To boil driftwood for your aquarium, place it in a large pot and cover it completely with water. If the driftwood is too large for a pot, you may need to cut it into smaller pieces. Bring the water to a rolling boil and let the driftwood boil for several hours. This process helps to sterilize the wood, remove tannins, and waterlog it, ensuring it sinks in your aquarium.

How long to boil driftwood for aquarium?

Boil driftwood for at least 1-2 hours, depending on its size and density. Larger and denser pieces may require up to 4 hours of boiling to ensure they are properly sterilized and waterlogged. Boiling for this duration helps to eliminate any pathogens and pests while reducing tannin release.

How to treat driftwood for an aquarium?

To treat driftwood for an aquarium, first clean it thoroughly with a stiff brush under running water. Boil the driftwood for several hours to sterilize it and remove tannins. After boiling, soak the driftwood in clean water for several days to weeks, changing the water regularly to continue leaching out tannins. Ensure the driftwood is fully waterlogged before adding it to your tank.

How long to soak driftwood for aquarium?

Soak driftwood for at least 1-2 weeks, depending on its size and the amount of tannins it releases. Change the soaking water daily to help leach out tannins more effectively. Soaking for this duration ensures the driftwood becomes fully waterlogged and reduces the likelihood of significant water discoloration once placed in the aquarium.

How to add driftwood to aquarium?

To add driftwood to your aquarium, first ensure it is fully waterlogged and sinks on its own. Position the driftwood in your tank according to your aquascape design, considering how it will interact with other elements like plants, rocks, and substrate. Secure the driftwood using rocks or aquarium-safe adhesives if necessary to prevent it from floating or shifting.

How to cure driftwood for aquarium?

To cure driftwood for an aquarium, clean it thoroughly with a stiff brush and sterilize it by boiling for several hours. After boiling, soak the driftwood in clean water for several days to weeks, changing the water regularly to leach out tannins. This process ensures the driftwood is safe, waterlogged, and ready for use in your aquarium.
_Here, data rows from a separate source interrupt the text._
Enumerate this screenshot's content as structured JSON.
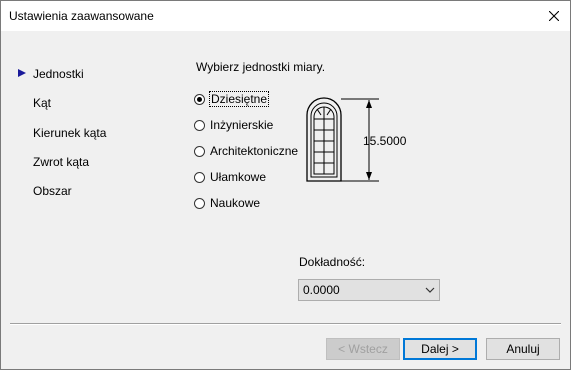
{
  "window": {
    "title": "Ustawienia zaawansowane"
  },
  "nav": {
    "items": [
      {
        "label": "Jednostki",
        "active": true
      },
      {
        "label": "Kąt"
      },
      {
        "label": "Kierunek kąta"
      },
      {
        "label": "Zwrot kąta"
      },
      {
        "label": "Obszar"
      }
    ]
  },
  "units": {
    "prompt": "Wybierz jednostki miary.",
    "options": [
      {
        "label": "Dziesiętne",
        "selected": true
      },
      {
        "label": "Inżynierskie"
      },
      {
        "label": "Architektoniczne"
      },
      {
        "label": "Ułamkowe"
      },
      {
        "label": "Naukowe"
      }
    ],
    "preview_value": "15.5000"
  },
  "precision": {
    "label": "Dokładność:",
    "value": "0.0000"
  },
  "buttons": {
    "back": "< Wstecz",
    "next": "Dalej >",
    "cancel": "Anuluj"
  },
  "icons": {
    "close": "close-icon",
    "dropdown": "chevron-down-icon",
    "nav_marker": "triangle-right-icon",
    "preview": "window-drawing-icon"
  },
  "colors": {
    "nav_marker": "#1a1a9a",
    "default_button_border": "#0078d7"
  }
}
Is driftwood good for aquarium?

Yes, driftwood is good for aquariums. It provides numerous benefits, including creating hiding spots and breeding grounds for fish, supporting beneficial biofilm growth, and helping to create a more natural and aesthetically pleasing habitat. Driftwood can also release tannins, which have antimicrobial properties and can lower the pH, making the environment more suitable for certain fish species.

Where to find driftwood for aquarium?

You can find driftwood for aquariums at pet stores, online retailers, and specialty aquarium shops. When collecting driftwood from natural sources, choose pieces from clean, unpolluted areas like riverbanks, lakeshores, or forests. Ensure the wood is thoroughly cleaned, sterilized, and treated before adding it to your aquarium to avoid introducing contaminants or pests.